Materials provided:
--------------------------------
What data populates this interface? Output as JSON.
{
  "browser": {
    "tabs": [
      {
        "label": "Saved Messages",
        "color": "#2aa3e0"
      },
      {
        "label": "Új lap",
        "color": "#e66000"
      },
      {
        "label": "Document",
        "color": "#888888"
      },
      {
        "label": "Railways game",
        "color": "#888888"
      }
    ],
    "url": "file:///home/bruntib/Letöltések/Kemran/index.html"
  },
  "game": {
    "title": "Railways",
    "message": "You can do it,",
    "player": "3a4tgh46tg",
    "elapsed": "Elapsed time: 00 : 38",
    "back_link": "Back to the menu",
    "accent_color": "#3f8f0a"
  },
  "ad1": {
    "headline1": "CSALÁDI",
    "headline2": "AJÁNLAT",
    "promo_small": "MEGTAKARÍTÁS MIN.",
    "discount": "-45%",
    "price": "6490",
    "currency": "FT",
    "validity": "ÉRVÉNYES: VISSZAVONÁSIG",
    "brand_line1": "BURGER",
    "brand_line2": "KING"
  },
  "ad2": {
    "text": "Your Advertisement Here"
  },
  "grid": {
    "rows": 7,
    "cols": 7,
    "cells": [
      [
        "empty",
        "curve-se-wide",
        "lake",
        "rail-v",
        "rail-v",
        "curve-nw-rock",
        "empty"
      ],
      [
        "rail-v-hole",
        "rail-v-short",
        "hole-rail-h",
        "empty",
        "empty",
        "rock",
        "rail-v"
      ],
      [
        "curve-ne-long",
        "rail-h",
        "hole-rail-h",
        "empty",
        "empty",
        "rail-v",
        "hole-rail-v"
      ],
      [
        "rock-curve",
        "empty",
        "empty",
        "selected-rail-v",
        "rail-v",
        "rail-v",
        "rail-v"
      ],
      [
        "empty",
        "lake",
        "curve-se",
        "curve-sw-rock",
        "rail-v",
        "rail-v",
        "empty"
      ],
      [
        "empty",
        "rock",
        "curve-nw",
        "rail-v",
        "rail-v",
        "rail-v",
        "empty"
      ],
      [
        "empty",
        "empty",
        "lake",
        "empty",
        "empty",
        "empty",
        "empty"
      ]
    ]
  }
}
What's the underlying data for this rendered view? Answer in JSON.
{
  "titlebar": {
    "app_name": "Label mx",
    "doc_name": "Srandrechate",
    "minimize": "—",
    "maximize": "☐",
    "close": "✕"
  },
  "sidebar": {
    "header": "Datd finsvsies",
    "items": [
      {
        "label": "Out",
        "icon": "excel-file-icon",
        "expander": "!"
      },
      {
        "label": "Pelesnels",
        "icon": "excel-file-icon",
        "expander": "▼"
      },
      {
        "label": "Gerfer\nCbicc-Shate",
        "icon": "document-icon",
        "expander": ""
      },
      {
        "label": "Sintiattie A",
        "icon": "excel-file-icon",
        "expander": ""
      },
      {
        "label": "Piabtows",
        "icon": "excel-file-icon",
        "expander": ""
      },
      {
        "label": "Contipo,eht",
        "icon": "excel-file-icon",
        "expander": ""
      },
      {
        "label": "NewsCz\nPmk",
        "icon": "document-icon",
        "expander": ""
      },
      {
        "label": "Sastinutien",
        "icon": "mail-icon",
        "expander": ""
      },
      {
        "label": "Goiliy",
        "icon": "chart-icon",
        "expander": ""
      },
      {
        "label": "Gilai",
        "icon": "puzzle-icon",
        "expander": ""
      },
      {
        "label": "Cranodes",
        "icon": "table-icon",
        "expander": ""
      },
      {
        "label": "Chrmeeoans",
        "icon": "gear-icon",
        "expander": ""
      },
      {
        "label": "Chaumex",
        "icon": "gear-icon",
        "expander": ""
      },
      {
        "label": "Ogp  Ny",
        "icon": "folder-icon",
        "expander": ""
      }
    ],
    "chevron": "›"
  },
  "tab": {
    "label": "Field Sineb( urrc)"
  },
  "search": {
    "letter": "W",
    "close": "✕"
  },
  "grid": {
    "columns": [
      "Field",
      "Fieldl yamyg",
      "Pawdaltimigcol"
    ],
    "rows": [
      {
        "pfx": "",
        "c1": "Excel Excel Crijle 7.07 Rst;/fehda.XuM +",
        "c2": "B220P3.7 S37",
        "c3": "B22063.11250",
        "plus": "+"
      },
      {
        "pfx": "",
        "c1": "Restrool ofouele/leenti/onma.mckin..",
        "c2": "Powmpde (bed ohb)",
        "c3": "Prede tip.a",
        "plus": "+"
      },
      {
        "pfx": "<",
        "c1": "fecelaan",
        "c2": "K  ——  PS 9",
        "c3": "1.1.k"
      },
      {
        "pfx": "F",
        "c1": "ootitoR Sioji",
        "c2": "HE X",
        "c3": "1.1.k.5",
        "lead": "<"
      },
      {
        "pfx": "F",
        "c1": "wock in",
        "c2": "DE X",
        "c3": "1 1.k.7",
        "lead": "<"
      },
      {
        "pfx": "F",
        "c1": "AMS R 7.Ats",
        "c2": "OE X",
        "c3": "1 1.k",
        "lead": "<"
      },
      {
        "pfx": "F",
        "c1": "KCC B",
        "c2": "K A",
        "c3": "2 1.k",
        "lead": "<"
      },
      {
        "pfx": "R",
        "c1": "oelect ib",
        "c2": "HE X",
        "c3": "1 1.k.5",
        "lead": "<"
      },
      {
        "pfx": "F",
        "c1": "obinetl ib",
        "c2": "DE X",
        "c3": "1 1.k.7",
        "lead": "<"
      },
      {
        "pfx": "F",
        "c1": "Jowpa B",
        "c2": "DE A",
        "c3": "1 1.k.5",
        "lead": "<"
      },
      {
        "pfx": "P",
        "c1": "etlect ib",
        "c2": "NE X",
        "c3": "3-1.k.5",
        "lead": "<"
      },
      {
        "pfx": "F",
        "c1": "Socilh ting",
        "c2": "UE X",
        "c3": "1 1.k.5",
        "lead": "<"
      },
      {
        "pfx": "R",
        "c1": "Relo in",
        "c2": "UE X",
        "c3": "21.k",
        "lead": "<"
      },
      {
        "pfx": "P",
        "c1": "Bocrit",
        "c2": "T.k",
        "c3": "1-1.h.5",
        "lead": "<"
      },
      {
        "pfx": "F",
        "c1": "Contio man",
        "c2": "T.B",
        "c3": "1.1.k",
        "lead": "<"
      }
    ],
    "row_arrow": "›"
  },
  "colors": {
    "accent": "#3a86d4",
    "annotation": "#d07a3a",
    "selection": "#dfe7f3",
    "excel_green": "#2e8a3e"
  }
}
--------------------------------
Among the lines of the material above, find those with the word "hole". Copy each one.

        "rail-v-hole",
        "hole-rail-h",
        "hole-rail-h",
        "hole-rail-v"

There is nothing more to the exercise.